## Activity
Type out all the records once more, exactly.

## Information given
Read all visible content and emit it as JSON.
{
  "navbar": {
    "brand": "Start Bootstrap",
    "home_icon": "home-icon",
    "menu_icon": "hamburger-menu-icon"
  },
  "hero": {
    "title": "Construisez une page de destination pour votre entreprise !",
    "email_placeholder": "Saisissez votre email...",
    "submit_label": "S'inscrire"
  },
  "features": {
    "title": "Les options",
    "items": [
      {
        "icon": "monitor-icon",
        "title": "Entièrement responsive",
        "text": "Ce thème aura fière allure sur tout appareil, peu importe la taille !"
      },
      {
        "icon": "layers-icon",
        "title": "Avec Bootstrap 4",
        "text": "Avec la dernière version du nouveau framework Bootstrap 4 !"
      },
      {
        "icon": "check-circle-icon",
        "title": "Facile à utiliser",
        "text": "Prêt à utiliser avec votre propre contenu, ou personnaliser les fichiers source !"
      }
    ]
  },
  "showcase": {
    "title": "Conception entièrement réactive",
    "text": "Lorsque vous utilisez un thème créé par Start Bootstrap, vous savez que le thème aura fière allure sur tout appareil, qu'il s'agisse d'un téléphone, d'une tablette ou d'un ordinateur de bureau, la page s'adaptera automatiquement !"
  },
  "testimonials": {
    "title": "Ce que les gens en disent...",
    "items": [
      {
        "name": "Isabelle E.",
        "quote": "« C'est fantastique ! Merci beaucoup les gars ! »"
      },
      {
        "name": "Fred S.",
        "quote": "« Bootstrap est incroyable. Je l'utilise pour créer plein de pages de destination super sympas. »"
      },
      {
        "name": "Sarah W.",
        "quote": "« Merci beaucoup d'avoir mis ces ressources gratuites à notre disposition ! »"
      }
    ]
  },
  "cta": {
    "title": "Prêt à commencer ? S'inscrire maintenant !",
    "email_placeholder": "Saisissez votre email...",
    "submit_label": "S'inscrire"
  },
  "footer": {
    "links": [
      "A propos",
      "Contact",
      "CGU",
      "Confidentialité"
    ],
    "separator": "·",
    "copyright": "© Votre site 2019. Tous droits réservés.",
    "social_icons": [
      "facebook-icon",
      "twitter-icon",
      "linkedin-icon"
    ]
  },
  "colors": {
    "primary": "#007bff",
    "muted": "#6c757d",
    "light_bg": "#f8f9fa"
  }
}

## Written reply
Read all visible content and emit it as JSON.
{
  "navbar": {
    "brand": "Start Bootstrap",
    "home_icon": "home-icon",
    "menu_icon": "hamburger-menu-icon"
  },
  "hero": {
    "title": "Construisez une page de destination pour votre entreprise !",
    "email_placeholder": "Saisissez votre email...",
    "submit_label": "S'inscrire"
  },
  "features": {
    "title": "Les options",
    "items": [
      {
        "icon": "monitor-icon",
        "title": "Entièrement responsive",
        "text": "Ce thème aura fière allure sur tout appareil, peu importe la taille !"
      },
      {
        "icon": "layers-icon",
        "title": "Avec Bootstrap 4",
        "text": "Avec la dernière version du nouveau framework Bootstrap 4 !"
      },
      {
        "icon": "check-circle-icon",
        "title": "Facile à utiliser",
        "text": "Prêt à utiliser avec votre propre contenu, ou personnaliser les fichiers source !"
      }
    ]
  },
  "showcase": {
    "title": "Conception entièrement réactive",
    "text": "Lorsque vous utilisez un thème créé par Start Bootstrap, vous savez que le thème aura fière allure sur tout appareil, qu'il s'agisse d'un téléphone, d'une tablette ou d'un ordinateur de bureau, la page s'adaptera automatiquement !"
  },
  "testimonials": {
    "title": "Ce que les gens en disent...",
    "items": [
      {
        "name": "Isabelle E.",
        "quote": "« C'est fantastique ! Merci beaucoup les gars ! »"
      },
      {
        "name": "Fred S.",
        "quote": "« Bootstrap est incroyable. Je l'utilise pour créer plein de pages de destination super sympas. »"
      },
      {
        "name": "Sarah W.",
        "quote": "« Merci beaucoup d'avoir mis ces ressources gratuites à notre disposition ! »"
      }
    ]
  },
  "cta": {
    "title": "Prêt à commencer ? S'inscrire maintenant !",
    "email_placeholder": "Saisissez votre email...",
    "submit_label": "S'inscrire"
  },
  "footer": {
    "links": [
      "A propos",
      "Contact",
      "CGU",
      "Confidentialité"
    ],
    "separator": "·",
    "copyright": "© Votre site 2019. Tous droits réservés.",
    "social_icons": [
      "facebook-icon",
      "twitter-icon",
      "linkedin-icon"
    ]
  },
  "colors": {
    "primary": "#007bff",
    "muted": "#6c757d",
    "light_bg": "#f8f9fa"
  }
}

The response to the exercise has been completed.